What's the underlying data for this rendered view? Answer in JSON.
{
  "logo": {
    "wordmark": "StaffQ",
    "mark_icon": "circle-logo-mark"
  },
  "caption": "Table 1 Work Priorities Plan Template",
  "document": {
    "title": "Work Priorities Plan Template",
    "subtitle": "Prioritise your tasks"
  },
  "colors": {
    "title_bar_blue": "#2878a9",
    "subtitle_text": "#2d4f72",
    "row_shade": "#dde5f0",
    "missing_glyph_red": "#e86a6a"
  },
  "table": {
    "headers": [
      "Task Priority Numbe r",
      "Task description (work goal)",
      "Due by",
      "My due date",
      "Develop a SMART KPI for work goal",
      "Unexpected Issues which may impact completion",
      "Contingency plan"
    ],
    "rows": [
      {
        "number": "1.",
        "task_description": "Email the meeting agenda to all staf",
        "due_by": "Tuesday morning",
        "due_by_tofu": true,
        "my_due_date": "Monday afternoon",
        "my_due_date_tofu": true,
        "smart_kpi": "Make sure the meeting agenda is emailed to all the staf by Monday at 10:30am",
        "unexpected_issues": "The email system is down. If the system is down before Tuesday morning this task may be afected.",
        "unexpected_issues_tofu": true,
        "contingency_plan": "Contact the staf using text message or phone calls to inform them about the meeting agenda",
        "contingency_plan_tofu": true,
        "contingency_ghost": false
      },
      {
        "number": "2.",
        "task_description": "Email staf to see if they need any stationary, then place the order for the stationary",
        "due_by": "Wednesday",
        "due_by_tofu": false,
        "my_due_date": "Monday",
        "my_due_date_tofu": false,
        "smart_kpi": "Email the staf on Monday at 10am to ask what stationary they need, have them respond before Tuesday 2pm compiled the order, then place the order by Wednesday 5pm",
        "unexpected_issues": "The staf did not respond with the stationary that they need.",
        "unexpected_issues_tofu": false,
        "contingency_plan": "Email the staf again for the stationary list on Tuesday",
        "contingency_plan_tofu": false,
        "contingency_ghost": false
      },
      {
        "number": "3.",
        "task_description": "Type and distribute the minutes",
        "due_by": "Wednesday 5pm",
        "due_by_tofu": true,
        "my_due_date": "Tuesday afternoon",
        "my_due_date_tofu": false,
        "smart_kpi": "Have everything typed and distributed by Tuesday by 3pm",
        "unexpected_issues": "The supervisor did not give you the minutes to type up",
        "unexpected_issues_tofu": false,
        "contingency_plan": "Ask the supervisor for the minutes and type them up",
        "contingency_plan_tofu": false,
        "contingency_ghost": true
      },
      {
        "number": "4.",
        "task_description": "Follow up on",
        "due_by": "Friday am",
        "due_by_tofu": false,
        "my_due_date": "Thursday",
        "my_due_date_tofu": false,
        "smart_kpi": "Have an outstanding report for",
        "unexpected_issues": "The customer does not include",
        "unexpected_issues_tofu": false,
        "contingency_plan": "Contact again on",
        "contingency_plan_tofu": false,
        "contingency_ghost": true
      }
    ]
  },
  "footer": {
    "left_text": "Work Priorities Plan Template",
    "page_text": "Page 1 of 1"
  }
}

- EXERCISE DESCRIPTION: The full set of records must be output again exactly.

- EXERCISE OUTPUT:
What's the underlying data for this rendered view? Answer in JSON.
{
  "logo": {
    "wordmark": "StaffQ",
    "mark_icon": "circle-logo-mark"
  },
  "caption": "Table 1 Work Priorities Plan Template",
  "document": {
    "title": "Work Priorities Plan Template",
    "subtitle": "Prioritise your tasks"
  },
  "colors": {
    "title_bar_blue": "#2878a9",
    "subtitle_text": "#2d4f72",
    "row_shade": "#dde5f0",
    "missing_glyph_red": "#e86a6a"
  },
  "table": {
    "headers": [
      "Task Priority Numbe r",
      "Task description (work goal)",
      "Due by",
      "My due date",
      "Develop a SMART KPI for work goal",
      "Unexpected Issues which may impact completion",
      "Contingency plan"
    ],
    "rows": [
      {
        "number": "1.",
        "task_description": "Email the meeting agenda to all staf",
        "due_by": "Tuesday morning",
        "due_by_tofu": true,
        "my_due_date": "Monday afternoon",
        "my_due_date_tofu": true,
        "smart_kpi": "Make sure the meeting agenda is emailed to all the staf by Monday at 10:30am",
        "unexpected_issues": "The email system is down. If the system is down before Tuesday morning this task may be afected.",
        "unexpected_issues_tofu": true,
        "contingency_plan": "Contact the staf using text message or phone calls to inform them about the meeting agenda",
        "contingency_plan_tofu": true,
        "contingency_ghost": false
      },
      {
        "number": "2.",
        "task_description": "Email staf to see if they need any stationary, then place the order for the stationary",
        "due_by": "Wednesday",
        "due_by_tofu": false,
        "my_due_date": "Monday",
        "my_due_date_tofu": false,
        "smart_kpi": "Email the staf on Monday at 10am to ask what stationary they need, have them respond before Tuesday 2pm compiled the order, then place the order by Wednesday 5pm",
        "unexpected_issues": "The staf did not respond with the stationary that they need.",
        "unexpected_issues_tofu": false,
        "contingency_plan": "Email the staf again for the stationary list on Tuesday",
        "contingency_plan_tofu": false,
        "contingency_ghost": false
      },
      {
        "number": "3.",
        "task_description": "Type and distribute the minutes",
        "due_by": "Wednesday 5pm",
        "due_by_tofu": true,
        "my_due_date": "Tuesday afternoon",
        "my_due_date_tofu": false,
        "smart_kpi": "Have everything typed and distributed by Tuesday by 3pm",
        "unexpected_issues": "The supervisor did not give you the minutes to type up",
        "unexpected_issues_tofu": false,
        "contingency_plan": "Ask the supervisor for the minutes and type them up",
        "contingency_plan_tofu": false,
        "contingency_ghost": true
      },
      {
        "number": "4.",
        "task_description": "Follow up on",
        "due_by": "Friday am",
        "due_by_tofu": false,
        "my_due_date": "Thursday",
        "my_due_date_tofu": false,
        "smart_kpi": "Have an outstanding report for",
        "unexpected_issues": "The customer does not include",
        "unexpected_issues_tofu": false,
        "contingency_plan": "Contact again on",
        "contingency_plan_tofu": false,
        "contingency_ghost": true
      }
    ]
  },
  "footer": {
    "left_text": "Work Priorities Plan Template",
    "page_text": "Page 1 of 1"
  }
}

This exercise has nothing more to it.